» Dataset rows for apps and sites

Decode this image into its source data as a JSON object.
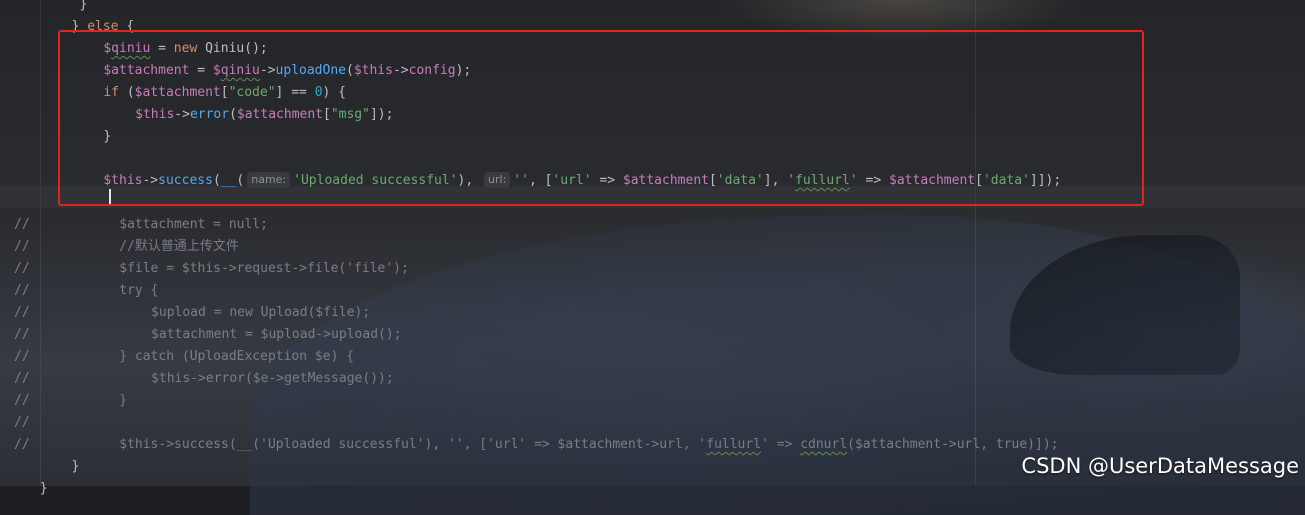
{
  "editor": {
    "lines": [
      {
        "gutter": "",
        "indent": 10,
        "tokens": [
          {
            "t": "}",
            "c": ""
          }
        ]
      },
      {
        "gutter": "",
        "indent": 9,
        "tokens": [
          {
            "t": "} ",
            "c": ""
          },
          {
            "t": "else",
            "c": "kw"
          },
          {
            "t": " {",
            "c": ""
          }
        ]
      },
      {
        "gutter": "",
        "indent": 13,
        "tokens": [
          {
            "t": "$",
            "c": "var"
          },
          {
            "t": "qiniu",
            "c": "var typo"
          },
          {
            "t": " = ",
            "c": ""
          },
          {
            "t": "new",
            "c": "kw"
          },
          {
            "t": " Qiniu();",
            "c": ""
          }
        ]
      },
      {
        "gutter": "",
        "indent": 13,
        "tokens": [
          {
            "t": "$attachment",
            "c": "var"
          },
          {
            "t": " = ",
            "c": ""
          },
          {
            "t": "$",
            "c": "var"
          },
          {
            "t": "qiniu",
            "c": "var typo"
          },
          {
            "t": "->",
            "c": ""
          },
          {
            "t": "uploadOne",
            "c": "fn"
          },
          {
            "t": "(",
            "c": ""
          },
          {
            "t": "$this",
            "c": "var"
          },
          {
            "t": "->",
            "c": ""
          },
          {
            "t": "config",
            "c": "var"
          },
          {
            "t": ");",
            "c": ""
          }
        ]
      },
      {
        "gutter": "",
        "indent": 13,
        "tokens": [
          {
            "t": "if",
            "c": "kw"
          },
          {
            "t": " (",
            "c": ""
          },
          {
            "t": "$attachment",
            "c": "var"
          },
          {
            "t": "[",
            "c": ""
          },
          {
            "t": "\"code\"",
            "c": "str"
          },
          {
            "t": "] == ",
            "c": ""
          },
          {
            "t": "0",
            "c": "num"
          },
          {
            "t": ") {",
            "c": ""
          }
        ]
      },
      {
        "gutter": "",
        "indent": 17,
        "tokens": [
          {
            "t": "$this",
            "c": "var"
          },
          {
            "t": "->",
            "c": ""
          },
          {
            "t": "error",
            "c": "fn"
          },
          {
            "t": "(",
            "c": ""
          },
          {
            "t": "$attachment",
            "c": "var"
          },
          {
            "t": "[",
            "c": ""
          },
          {
            "t": "\"msg\"",
            "c": "str"
          },
          {
            "t": "]);",
            "c": ""
          }
        ]
      },
      {
        "gutter": "",
        "indent": 13,
        "tokens": [
          {
            "t": "}",
            "c": ""
          }
        ]
      },
      {
        "gutter": "",
        "indent": 0,
        "tokens": []
      },
      {
        "gutter": "",
        "indent": 13,
        "tokens": [
          {
            "t": "$this",
            "c": "var"
          },
          {
            "t": "->",
            "c": ""
          },
          {
            "t": "success",
            "c": "fn"
          },
          {
            "t": "(",
            "c": ""
          },
          {
            "t": "__",
            "c": "fn"
          },
          {
            "t": "(",
            "c": ""
          },
          {
            "hint": "name:"
          },
          {
            "t": "'Uploaded successful'",
            "c": "str"
          },
          {
            "t": "), ",
            "c": ""
          },
          {
            "hint": "url:"
          },
          {
            "t": "''",
            "c": "str"
          },
          {
            "t": ", [",
            "c": ""
          },
          {
            "t": "'url'",
            "c": "str"
          },
          {
            "t": " => ",
            "c": ""
          },
          {
            "t": "$attachment",
            "c": "var"
          },
          {
            "t": "[",
            "c": ""
          },
          {
            "t": "'data'",
            "c": "str"
          },
          {
            "t": "], ",
            "c": ""
          },
          {
            "t": "'",
            "c": "str"
          },
          {
            "t": "fullurl",
            "c": "str typo"
          },
          {
            "t": "'",
            "c": "str"
          },
          {
            "t": " => ",
            "c": ""
          },
          {
            "t": "$attachment",
            "c": "var"
          },
          {
            "t": "[",
            "c": ""
          },
          {
            "t": "'data'",
            "c": "str"
          },
          {
            "t": "]]);",
            "c": ""
          }
        ]
      },
      {
        "gutter": "",
        "indent": 0,
        "tokens": []
      },
      {
        "gutter": "//",
        "indent": 15,
        "tokens": [
          {
            "t": "$attachment = null;",
            "c": "cm"
          }
        ]
      },
      {
        "gutter": "//",
        "indent": 15,
        "tokens": [
          {
            "t": "//默认普通上传文件",
            "c": "cm"
          }
        ]
      },
      {
        "gutter": "//",
        "indent": 15,
        "tokens": [
          {
            "t": "$file = $this->request->file('file');",
            "c": "cm"
          }
        ]
      },
      {
        "gutter": "//",
        "indent": 15,
        "tokens": [
          {
            "t": "try {",
            "c": "cm"
          }
        ]
      },
      {
        "gutter": "//",
        "indent": 19,
        "tokens": [
          {
            "t": "$upload = new Upload($file);",
            "c": "cm"
          }
        ]
      },
      {
        "gutter": "//",
        "indent": 19,
        "tokens": [
          {
            "t": "$attachment = $upload->upload();",
            "c": "cm"
          }
        ]
      },
      {
        "gutter": "//",
        "indent": 15,
        "tokens": [
          {
            "t": "} catch (UploadException $e) {",
            "c": "cm"
          }
        ]
      },
      {
        "gutter": "//",
        "indent": 19,
        "tokens": [
          {
            "t": "$this->error($e->getMessage());",
            "c": "cm"
          }
        ]
      },
      {
        "gutter": "//",
        "indent": 15,
        "tokens": [
          {
            "t": "}",
            "c": "cm"
          }
        ]
      },
      {
        "gutter": "//",
        "indent": 0,
        "tokens": []
      },
      {
        "gutter": "//",
        "indent": 15,
        "tokens": [
          {
            "t": "$this->success(__('Uploaded successful'), '', ['url' => $attachment->url, '",
            "c": "cm"
          },
          {
            "t": "fullurl",
            "c": "cm typo"
          },
          {
            "t": "' => ",
            "c": "cm"
          },
          {
            "t": "cdnurl",
            "c": "cm typo"
          },
          {
            "t": "($attachment->url, true)]);",
            "c": "cm"
          }
        ]
      },
      {
        "gutter": "",
        "indent": 9,
        "tokens": [
          {
            "t": "}",
            "c": ""
          }
        ]
      },
      {
        "gutter": "",
        "indent": 5,
        "tokens": [
          {
            "t": "}",
            "c": ""
          }
        ]
      }
    ]
  },
  "watermark": "CSDN @UserDataMessage",
  "colors": {
    "highlight_border": "#e0251f",
    "keyword": "#cf8e6d",
    "variable": "#c77dbb",
    "function": "#56a8f5",
    "string": "#6aab73",
    "number": "#2aacb8",
    "comment": "#7a7e85"
  }
}
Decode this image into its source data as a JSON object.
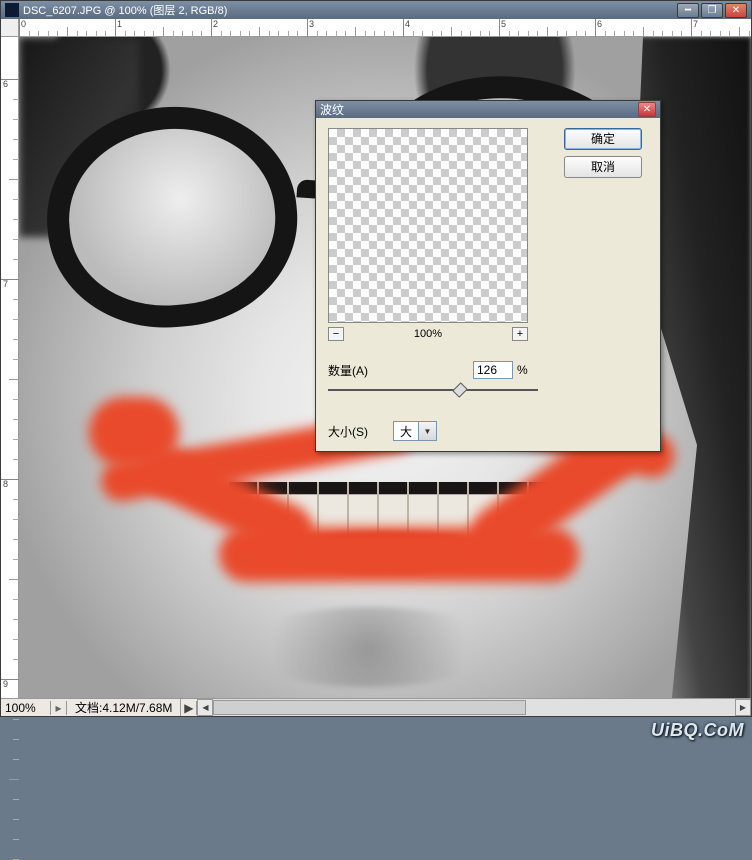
{
  "window": {
    "title": "DSC_6207.JPG @ 100% (图层 2, RGB/8)"
  },
  "ruler_top": [
    "0",
    "1",
    "2",
    "3",
    "4",
    "5",
    "6",
    "7"
  ],
  "ruler_left": [
    "6",
    "7",
    "8",
    "9"
  ],
  "statusbar": {
    "zoom": "100%",
    "doc_label": "文档:",
    "doc_value": "4.12M/7.68M"
  },
  "dialog": {
    "title": "波纹",
    "ok_label": "确定",
    "cancel_label": "取消",
    "zoom_label": "100%",
    "amount_label": "数量(A)",
    "amount_value": "126",
    "amount_unit": "%",
    "amount_min": 0,
    "amount_max": 200,
    "size_label": "大小(S)",
    "size_value": "大"
  },
  "logo": "UiBQ.CoM"
}
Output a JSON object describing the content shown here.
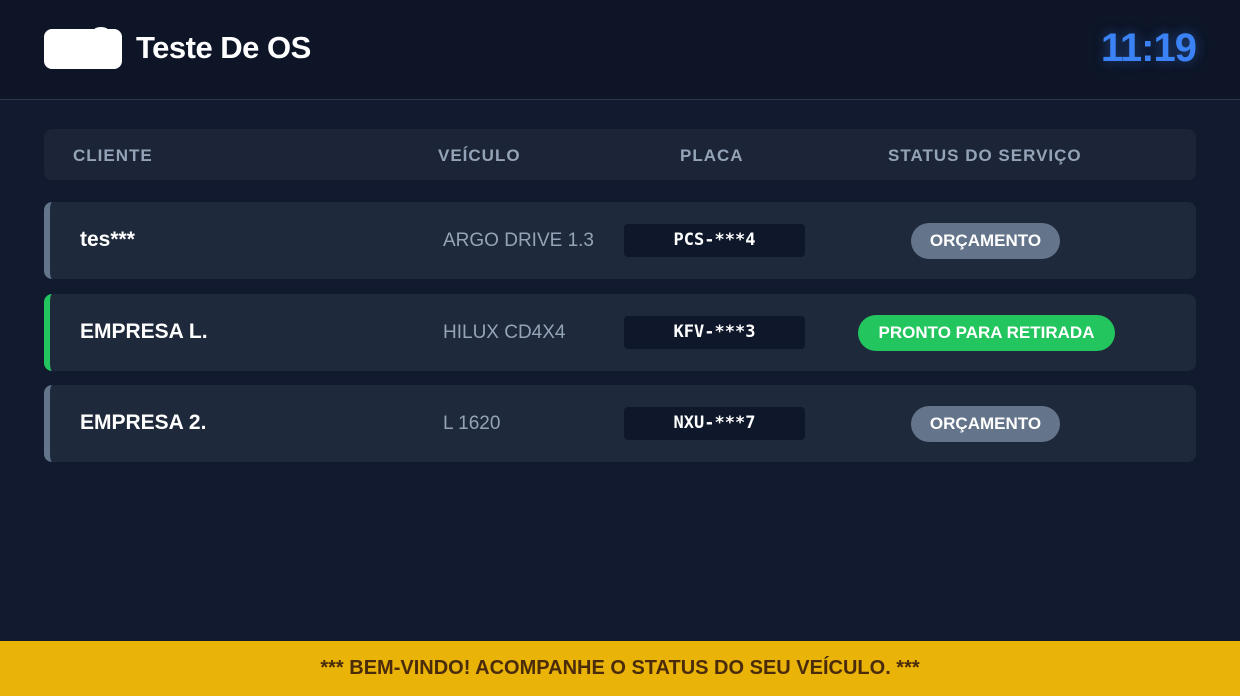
{
  "header": {
    "title": "Teste De OS",
    "clock": "11:19"
  },
  "table": {
    "columns": [
      "CLIENTE",
      "VEÍCULO",
      "PLACA",
      "STATUS DO SERVIÇO"
    ],
    "rows": [
      {
        "cliente": "tes***",
        "veiculo": "ARGO DRIVE 1.3",
        "placa": "PCS-***4",
        "status": "ORÇAMENTO",
        "status_color": "#64748b"
      },
      {
        "cliente": "EMPRESA L.",
        "veiculo": "HILUX CD4X4",
        "placa": "KFV-***3",
        "status": "PRONTO PARA RETIRADA",
        "status_color": "#22c55e"
      },
      {
        "cliente": "EMPRESA 2.",
        "veiculo": "L 1620",
        "placa": "NXU-***7",
        "status": "ORÇAMENTO",
        "status_color": "#64748b"
      }
    ]
  },
  "footer": {
    "ticker": "*** BEM-VINDO! ACOMPANHE O STATUS DO SEU VEÍCULO. ***"
  },
  "colors": {
    "background": "#111a2e",
    "accent_clock": "#3b82f6",
    "ticker_bg": "#eab308"
  }
}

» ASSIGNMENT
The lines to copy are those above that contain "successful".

» ANSWER AREA
            "t": "'Uploaded successful'",
            "t": "$this->success(__('Uploaded successful'), '', ['url' => $attachment->url, '",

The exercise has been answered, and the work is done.